  10. It is not about having a wireless digital joystick (-4, 0, 4), but this attempt of TI was about analog joysticks (-4,-3.9,-3.8,...-0.1,0,0.1,...3.8,3.9,4.0).
  11. Yes, biggest delay for the TI-99/4 was the FCC that blocked a release without a certified modulator. That is why they came up with the requirement of a bundle with the 99/4 monitor. Of course you need to find a partner, brand it accordingly and that was totally changing the price category. Only later the modulator was certified and the 99/4 was allowed to be sold without the monitor. According to some TI employees the FCC actually delayed releasing specifications to aquire a certification for the modulator, which if true makes a certificate not an easy and fast task.

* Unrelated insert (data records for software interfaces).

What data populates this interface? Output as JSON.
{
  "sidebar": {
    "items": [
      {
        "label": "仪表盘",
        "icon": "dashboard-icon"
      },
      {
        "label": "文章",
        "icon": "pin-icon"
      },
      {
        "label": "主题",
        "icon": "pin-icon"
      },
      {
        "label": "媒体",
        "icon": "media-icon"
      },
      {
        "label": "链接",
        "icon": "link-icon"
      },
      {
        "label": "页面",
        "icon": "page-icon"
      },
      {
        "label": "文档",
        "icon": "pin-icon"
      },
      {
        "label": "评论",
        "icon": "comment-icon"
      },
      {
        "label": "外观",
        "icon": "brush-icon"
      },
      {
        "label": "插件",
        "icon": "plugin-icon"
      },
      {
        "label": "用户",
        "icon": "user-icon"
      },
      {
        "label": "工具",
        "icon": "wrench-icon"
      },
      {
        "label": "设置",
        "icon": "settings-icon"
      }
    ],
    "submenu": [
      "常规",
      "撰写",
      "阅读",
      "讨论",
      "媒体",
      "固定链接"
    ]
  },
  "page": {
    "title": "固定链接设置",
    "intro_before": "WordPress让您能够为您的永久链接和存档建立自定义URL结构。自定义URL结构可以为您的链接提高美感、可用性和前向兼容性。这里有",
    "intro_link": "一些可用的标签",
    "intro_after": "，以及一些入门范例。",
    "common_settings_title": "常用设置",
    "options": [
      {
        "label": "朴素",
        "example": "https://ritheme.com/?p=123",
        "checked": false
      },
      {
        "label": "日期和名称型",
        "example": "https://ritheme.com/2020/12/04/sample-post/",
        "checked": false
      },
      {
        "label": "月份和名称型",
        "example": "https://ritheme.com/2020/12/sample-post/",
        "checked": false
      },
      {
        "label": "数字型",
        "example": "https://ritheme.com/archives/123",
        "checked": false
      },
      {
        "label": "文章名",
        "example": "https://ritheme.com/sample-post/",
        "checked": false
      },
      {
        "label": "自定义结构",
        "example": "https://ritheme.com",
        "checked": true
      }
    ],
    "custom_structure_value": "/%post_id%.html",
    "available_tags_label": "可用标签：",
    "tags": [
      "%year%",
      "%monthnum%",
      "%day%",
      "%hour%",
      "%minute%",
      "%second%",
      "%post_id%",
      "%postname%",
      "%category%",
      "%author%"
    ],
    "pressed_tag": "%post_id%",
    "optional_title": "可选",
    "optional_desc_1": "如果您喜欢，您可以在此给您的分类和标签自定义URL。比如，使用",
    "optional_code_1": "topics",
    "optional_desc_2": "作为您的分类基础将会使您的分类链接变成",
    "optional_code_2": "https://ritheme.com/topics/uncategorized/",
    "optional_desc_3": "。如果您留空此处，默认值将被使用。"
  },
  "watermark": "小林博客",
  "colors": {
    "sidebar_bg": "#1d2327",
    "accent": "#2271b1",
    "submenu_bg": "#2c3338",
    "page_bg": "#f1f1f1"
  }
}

  12. This whole page about the Handhelds for the 99/3 and 99/4 is also covered in the Peripheral product specification, part of the Product Specification for the Home Computer System from 1979-05-29. This got preserved within The Cyc from Cadd Electronics. [\vendors\ti\internal\prodspec\prodspec.pdf]
  13. The Specification of a TI standard for the BASIC Language is a document we searched for a long time. It is awesome some employee preserved it and it is awesome that you contacted exactly that guy! The Specification is referenced in the applicable documents sections from 3 known specifications: Product 359 Basic Interpreter Design Specification (Product 359 = codename for Extended Basic) TI-99/4 Home Computer Basic Interpreter Design Specification TI-99/8 Home Computer Basic Interpreter Design Specification The first document from Greenberg looks younger and is nowhere referenced in any of the known specifications. Either because the approach of Microsoft was dropped or we miss many more documents. Awesome find!!! One big specification document we still miss, dated from 1979-04-12 in Revision 4.1, is called Home Computer Basic Language Specification. Could be that this was done after CB Wilson left. Or that this is the one referring the Greenberg Documentation. Question to be asked is now: do we run a Microsoft Basic now or not? Wow!
×
×
  • Create New...